Understand "dub [someone] a/an [title]" as ennobling.
Test me with "dub st vincent a baron / dub maltravers a marquess / look / examine marquess".
A Humble Wayside Flower
First we define the relationships we choose to acknowledge:
"A Humble Wayside Flower"
Marriage relates one person to another (called the spouse). The verb to be married to means the marriage relation.
Fatherhood relates one person (called father) to various people. The verb to engender means the fatherhood relation.
For brevity, we will ignore the existence of mothers. It is a sad world.
Siblinghood relates a person (called A) to a person (called B) when a person who engenders A engenders B. The verb to be sibling to means the siblinghood relation.
Family relates a person (called A) to a person (called B) when A is married to B or A engenders B or B engenders A or A is sibling to B. The verb to be related to means the family relation.

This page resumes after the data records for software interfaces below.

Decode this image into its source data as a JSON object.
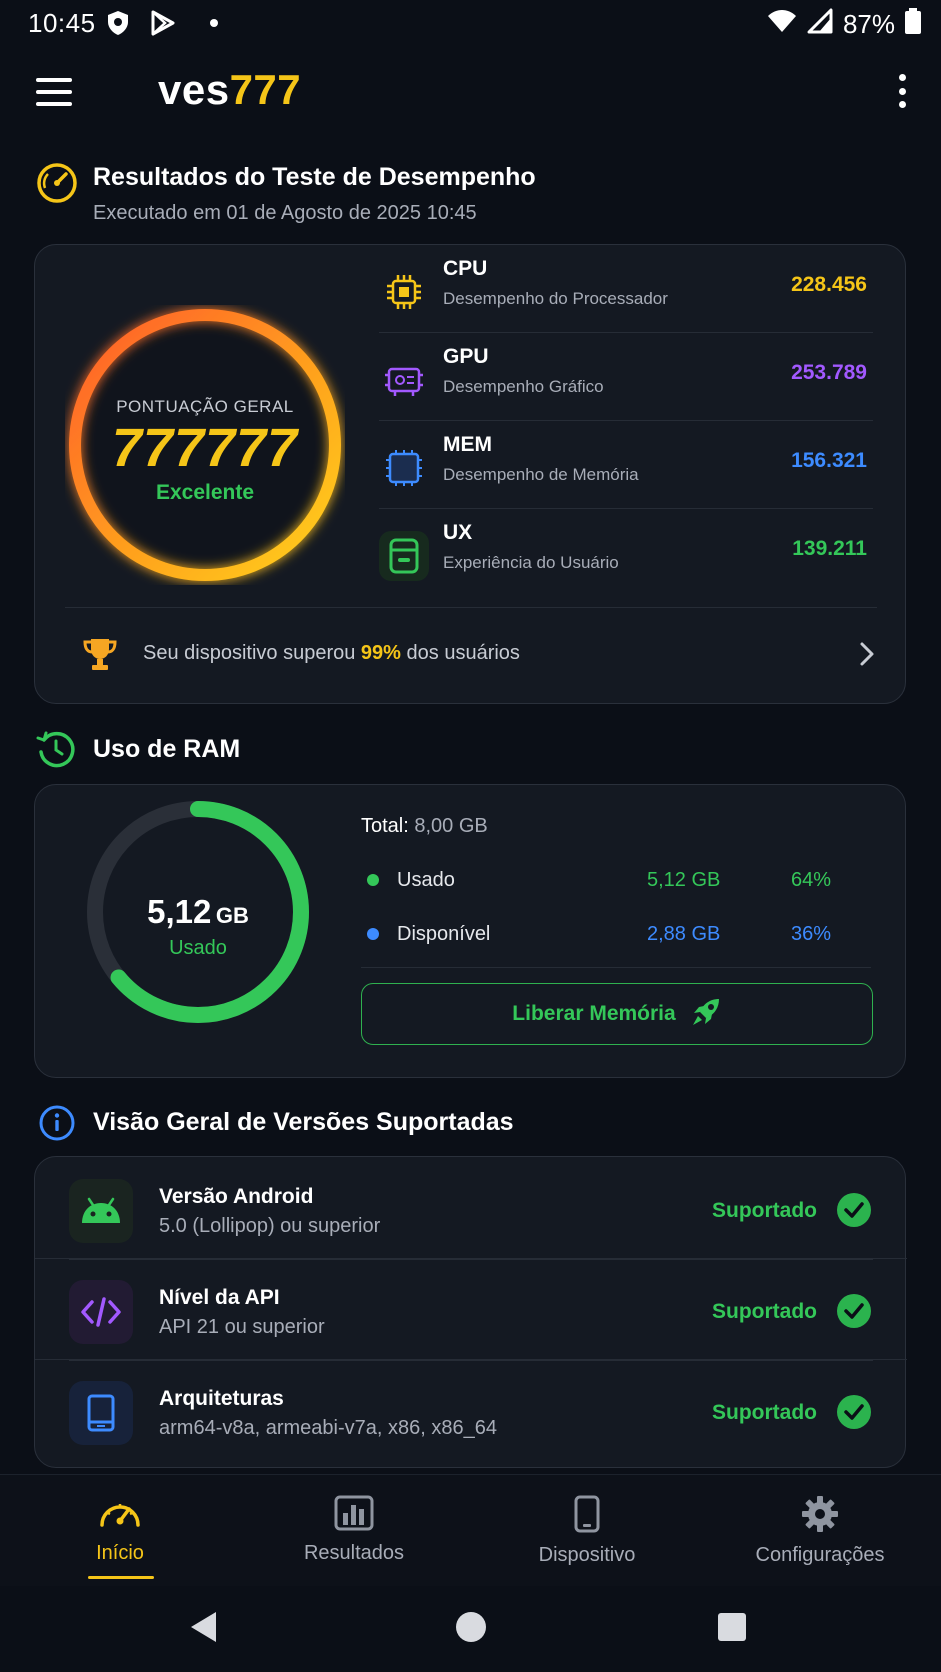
{
  "status_bar": {
    "time": "10:45",
    "battery": "87%"
  },
  "app": {
    "logo_part1": "ves",
    "logo_part2": "777"
  },
  "performance": {
    "title": "Resultados do Teste de Desempenho",
    "subtitle": "Executado em 01 de Agosto de 2025 10:45",
    "score_label": "PONTUAÇÃO GERAL",
    "score": "777777",
    "rating": "Excelente",
    "metrics": [
      {
        "name": "CPU",
        "desc": "Desempenho do Processador",
        "value": "228.456",
        "color": "#f5c518",
        "icon": "cpu-icon"
      },
      {
        "name": "GPU",
        "desc": "Desempenho Gráfico",
        "value": "253.789",
        "color": "#a259ff",
        "icon": "gpu-icon"
      },
      {
        "name": "MEM",
        "desc": "Desempenho de Memória",
        "value": "156.321",
        "color": "#3d8bff",
        "icon": "memory-icon"
      },
      {
        "name": "UX",
        "desc": "Experiência do Usuário",
        "value": "139.211",
        "color": "#34c759",
        "icon": "ux-icon"
      }
    ],
    "rank_prefix": "Seu dispositivo superou",
    "rank_percent": "99%",
    "rank_suffix": "dos usuários"
  },
  "ram": {
    "title": "Uso de RAM",
    "used_value": "5,12",
    "used_unit": "GB",
    "used_label": "Usado",
    "used_fraction": 0.64,
    "total_label": "Total:",
    "total_value": "8,00 GB",
    "rows": [
      {
        "label": "Usado",
        "size": "5,12 GB",
        "percent": "64%",
        "color": "#34c759"
      },
      {
        "label": "Disponível",
        "size": "2,88 GB",
        "percent": "36%",
        "color": "#3d8bff"
      }
    ],
    "free_button": "Liberar Memória"
  },
  "versions": {
    "title": "Visão Geral de Versões Suportadas",
    "items": [
      {
        "title": "Versão Android",
        "sub": "5.0 (Lollipop) ou superior",
        "status": "Suportado",
        "icon": "android-icon"
      },
      {
        "title": "Nível da API",
        "sub": "API 21 ou superior",
        "status": "Suportado",
        "icon": "code-icon"
      },
      {
        "title": "Arquiteturas",
        "sub": "arm64-v8a, armeabi-v7a, x86, x86_64",
        "status": "Suportado",
        "icon": "tablet-icon"
      }
    ]
  },
  "nav": {
    "items": [
      {
        "label": "Início",
        "icon": "speedometer-icon",
        "active": true
      },
      {
        "label": "Resultados",
        "icon": "bar-chart-icon",
        "active": false
      },
      {
        "label": "Dispositivo",
        "icon": "phone-icon",
        "active": false
      },
      {
        "label": "Configurações",
        "icon": "gear-icon",
        "active": false
      }
    ]
  },
  "colors": {
    "accent": "#f5c518",
    "success": "#34c759",
    "info": "#3d8bff",
    "purple": "#a259ff",
    "background": "#0b0f17"
  }
}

A person can be known or unknown. After printing the name of an unknown person (called the alien):
if a known person (called the contact) is related to the alien:
say " ([relation between alien and contact] of [the contact])";
now the alien is known;
To say relation between (first party - a person) and (second party - a person):
if the first party is married to the second party:
if the first party is female, say "wife";
otherwise say "husband";
if the first party is sibling to the second party:
if the first party is female, say "sister";
otherwise say "brother";
if the first party engenders the second party:
if the second party is the father of the first party:
if the first party is female, say "daughter";
otherwise say "son";
Pere Blanchard's Hut is a room. Percival Blakeney is a known man in the Hut. Marguerite is a woman in the Hut. Percival is married to Marguerite. Outside from the Hut is the Garden. Louise is a woman in the Garden. The Road to Paris is west of the Garden. Armand St Just is a man in the Road. Louise is married to Armand. Monsieur St Just is a man. He engenders Armand and Marguerite.
Test me with "out / west / east / west".
Monsieur St Just never appears on the scene in this piece, but if we did put him somewhere the player could find him, he, too, would be properly introduced.